-- Assignment --
List each line of the data that holds the string "original", please.

Stored data:

--- START ---

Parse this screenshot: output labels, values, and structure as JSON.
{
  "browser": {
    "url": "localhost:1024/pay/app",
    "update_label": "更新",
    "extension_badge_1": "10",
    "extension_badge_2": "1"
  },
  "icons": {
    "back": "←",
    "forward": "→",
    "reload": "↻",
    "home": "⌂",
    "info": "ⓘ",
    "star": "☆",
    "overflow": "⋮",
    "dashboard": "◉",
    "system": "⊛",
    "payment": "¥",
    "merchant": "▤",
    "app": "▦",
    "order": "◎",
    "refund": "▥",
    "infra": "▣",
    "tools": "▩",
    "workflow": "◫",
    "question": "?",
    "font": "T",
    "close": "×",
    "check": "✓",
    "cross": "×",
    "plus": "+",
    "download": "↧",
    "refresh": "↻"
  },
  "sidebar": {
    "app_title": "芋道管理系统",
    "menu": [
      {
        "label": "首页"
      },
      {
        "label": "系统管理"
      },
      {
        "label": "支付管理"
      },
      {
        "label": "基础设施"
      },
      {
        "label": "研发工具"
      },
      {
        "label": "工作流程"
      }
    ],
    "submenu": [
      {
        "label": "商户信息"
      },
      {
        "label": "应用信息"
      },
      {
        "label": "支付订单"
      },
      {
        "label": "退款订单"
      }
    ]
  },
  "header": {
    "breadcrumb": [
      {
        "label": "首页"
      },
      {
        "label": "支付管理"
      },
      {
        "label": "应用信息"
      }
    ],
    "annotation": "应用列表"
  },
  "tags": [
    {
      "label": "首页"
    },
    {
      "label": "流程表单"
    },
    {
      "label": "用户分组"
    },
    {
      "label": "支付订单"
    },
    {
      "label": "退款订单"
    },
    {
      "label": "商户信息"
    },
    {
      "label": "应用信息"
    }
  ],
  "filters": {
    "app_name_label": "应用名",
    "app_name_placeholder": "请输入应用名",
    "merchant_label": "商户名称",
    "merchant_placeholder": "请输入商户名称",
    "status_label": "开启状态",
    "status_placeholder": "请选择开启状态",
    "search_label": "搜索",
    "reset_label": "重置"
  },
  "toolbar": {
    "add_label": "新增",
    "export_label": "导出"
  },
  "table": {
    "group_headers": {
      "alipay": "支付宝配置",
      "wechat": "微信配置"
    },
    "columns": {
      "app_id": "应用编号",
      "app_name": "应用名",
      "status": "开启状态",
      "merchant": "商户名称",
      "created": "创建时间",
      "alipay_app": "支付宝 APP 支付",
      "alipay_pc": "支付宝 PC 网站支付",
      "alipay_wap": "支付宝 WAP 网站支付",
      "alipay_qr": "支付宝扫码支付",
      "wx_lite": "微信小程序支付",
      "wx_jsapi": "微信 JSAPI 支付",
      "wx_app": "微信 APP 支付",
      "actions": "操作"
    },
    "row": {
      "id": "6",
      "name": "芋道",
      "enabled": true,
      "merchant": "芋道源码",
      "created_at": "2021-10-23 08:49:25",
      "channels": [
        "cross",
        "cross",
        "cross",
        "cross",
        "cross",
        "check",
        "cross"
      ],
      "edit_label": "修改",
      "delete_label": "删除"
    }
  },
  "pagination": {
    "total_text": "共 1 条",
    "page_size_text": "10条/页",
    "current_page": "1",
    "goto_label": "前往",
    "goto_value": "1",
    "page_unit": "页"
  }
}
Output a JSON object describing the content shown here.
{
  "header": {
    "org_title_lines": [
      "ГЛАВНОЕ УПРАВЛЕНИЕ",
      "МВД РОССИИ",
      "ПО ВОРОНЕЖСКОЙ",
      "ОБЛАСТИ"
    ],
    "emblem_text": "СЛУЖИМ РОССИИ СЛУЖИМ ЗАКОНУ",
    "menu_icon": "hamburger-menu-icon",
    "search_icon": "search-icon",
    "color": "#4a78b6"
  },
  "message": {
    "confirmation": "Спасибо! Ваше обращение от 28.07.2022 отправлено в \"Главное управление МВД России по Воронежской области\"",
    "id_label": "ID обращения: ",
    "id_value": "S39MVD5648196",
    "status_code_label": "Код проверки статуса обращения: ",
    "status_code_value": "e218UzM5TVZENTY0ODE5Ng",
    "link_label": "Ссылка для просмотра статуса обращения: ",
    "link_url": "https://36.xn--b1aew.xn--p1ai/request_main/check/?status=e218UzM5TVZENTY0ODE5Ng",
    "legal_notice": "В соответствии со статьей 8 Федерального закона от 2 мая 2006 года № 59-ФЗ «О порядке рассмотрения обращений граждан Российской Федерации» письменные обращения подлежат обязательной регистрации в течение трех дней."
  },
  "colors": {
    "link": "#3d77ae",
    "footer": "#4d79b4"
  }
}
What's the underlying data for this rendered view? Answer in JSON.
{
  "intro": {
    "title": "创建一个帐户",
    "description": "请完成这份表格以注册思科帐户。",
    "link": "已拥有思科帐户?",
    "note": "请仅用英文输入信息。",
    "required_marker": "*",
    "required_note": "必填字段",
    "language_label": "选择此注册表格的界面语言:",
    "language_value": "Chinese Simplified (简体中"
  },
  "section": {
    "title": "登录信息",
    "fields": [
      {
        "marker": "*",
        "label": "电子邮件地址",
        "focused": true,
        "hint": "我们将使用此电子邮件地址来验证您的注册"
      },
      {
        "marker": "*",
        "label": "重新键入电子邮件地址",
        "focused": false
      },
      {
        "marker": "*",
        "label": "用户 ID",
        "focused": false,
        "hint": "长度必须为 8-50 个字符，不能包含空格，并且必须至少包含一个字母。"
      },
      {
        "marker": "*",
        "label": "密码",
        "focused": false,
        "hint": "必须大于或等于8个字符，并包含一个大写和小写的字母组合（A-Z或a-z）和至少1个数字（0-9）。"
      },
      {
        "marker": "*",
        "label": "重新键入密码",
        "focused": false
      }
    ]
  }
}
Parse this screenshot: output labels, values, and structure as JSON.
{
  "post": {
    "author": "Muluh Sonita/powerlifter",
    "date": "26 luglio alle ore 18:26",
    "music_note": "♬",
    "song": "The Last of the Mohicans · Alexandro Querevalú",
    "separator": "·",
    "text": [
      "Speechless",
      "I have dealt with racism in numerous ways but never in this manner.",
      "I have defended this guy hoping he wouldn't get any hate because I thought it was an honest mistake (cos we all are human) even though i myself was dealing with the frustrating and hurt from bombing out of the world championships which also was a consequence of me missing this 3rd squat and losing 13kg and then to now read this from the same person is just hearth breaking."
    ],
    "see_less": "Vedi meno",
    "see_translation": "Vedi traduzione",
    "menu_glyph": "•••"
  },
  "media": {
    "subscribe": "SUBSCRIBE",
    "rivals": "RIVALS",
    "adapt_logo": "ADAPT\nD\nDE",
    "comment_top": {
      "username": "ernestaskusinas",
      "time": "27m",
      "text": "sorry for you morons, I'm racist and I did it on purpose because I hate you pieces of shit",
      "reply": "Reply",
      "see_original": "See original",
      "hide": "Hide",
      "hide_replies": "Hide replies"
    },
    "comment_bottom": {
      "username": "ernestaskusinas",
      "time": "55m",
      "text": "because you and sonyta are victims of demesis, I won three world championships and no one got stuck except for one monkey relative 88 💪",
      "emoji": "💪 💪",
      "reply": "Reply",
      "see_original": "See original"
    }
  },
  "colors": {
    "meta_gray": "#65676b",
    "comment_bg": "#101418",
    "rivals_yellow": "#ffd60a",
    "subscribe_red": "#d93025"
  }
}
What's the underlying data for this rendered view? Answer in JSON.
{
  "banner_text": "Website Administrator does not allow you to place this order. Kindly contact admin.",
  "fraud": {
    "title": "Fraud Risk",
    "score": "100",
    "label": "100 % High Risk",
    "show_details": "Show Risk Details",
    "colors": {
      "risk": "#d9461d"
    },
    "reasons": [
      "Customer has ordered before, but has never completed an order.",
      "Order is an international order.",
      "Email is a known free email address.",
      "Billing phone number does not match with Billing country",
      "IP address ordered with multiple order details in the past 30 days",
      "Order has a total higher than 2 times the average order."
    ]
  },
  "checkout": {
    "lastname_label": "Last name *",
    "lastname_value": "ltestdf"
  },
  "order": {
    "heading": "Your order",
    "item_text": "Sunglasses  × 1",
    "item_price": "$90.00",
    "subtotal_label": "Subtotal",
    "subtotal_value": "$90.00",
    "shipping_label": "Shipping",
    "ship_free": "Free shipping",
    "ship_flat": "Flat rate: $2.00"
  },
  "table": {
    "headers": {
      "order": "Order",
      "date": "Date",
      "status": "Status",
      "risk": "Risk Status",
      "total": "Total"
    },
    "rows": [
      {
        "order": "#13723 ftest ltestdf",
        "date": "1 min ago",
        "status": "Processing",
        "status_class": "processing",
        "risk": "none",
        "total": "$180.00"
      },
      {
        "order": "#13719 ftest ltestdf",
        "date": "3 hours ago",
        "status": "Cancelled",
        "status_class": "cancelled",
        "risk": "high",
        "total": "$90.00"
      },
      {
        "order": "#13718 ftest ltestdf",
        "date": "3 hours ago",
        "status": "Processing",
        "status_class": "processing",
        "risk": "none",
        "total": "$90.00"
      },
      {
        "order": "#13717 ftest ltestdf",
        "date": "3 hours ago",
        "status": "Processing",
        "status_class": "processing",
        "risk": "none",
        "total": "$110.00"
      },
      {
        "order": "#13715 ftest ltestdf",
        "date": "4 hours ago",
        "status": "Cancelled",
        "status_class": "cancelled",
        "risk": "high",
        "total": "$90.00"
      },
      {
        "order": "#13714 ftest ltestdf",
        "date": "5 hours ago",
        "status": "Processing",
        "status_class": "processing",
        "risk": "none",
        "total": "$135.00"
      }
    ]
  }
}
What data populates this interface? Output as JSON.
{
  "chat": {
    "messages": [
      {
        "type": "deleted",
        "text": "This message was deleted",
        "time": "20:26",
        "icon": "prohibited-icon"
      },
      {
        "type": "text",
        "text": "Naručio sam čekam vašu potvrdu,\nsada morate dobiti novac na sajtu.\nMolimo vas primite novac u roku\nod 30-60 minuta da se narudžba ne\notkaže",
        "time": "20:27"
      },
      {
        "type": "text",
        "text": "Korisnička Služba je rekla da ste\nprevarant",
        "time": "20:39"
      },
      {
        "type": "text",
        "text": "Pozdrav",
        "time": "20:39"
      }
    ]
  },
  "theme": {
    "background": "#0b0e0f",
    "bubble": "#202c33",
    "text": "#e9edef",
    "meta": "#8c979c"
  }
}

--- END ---

-- Answer for this exercise --
      "see_original": "See original",
      "see_original": "See original"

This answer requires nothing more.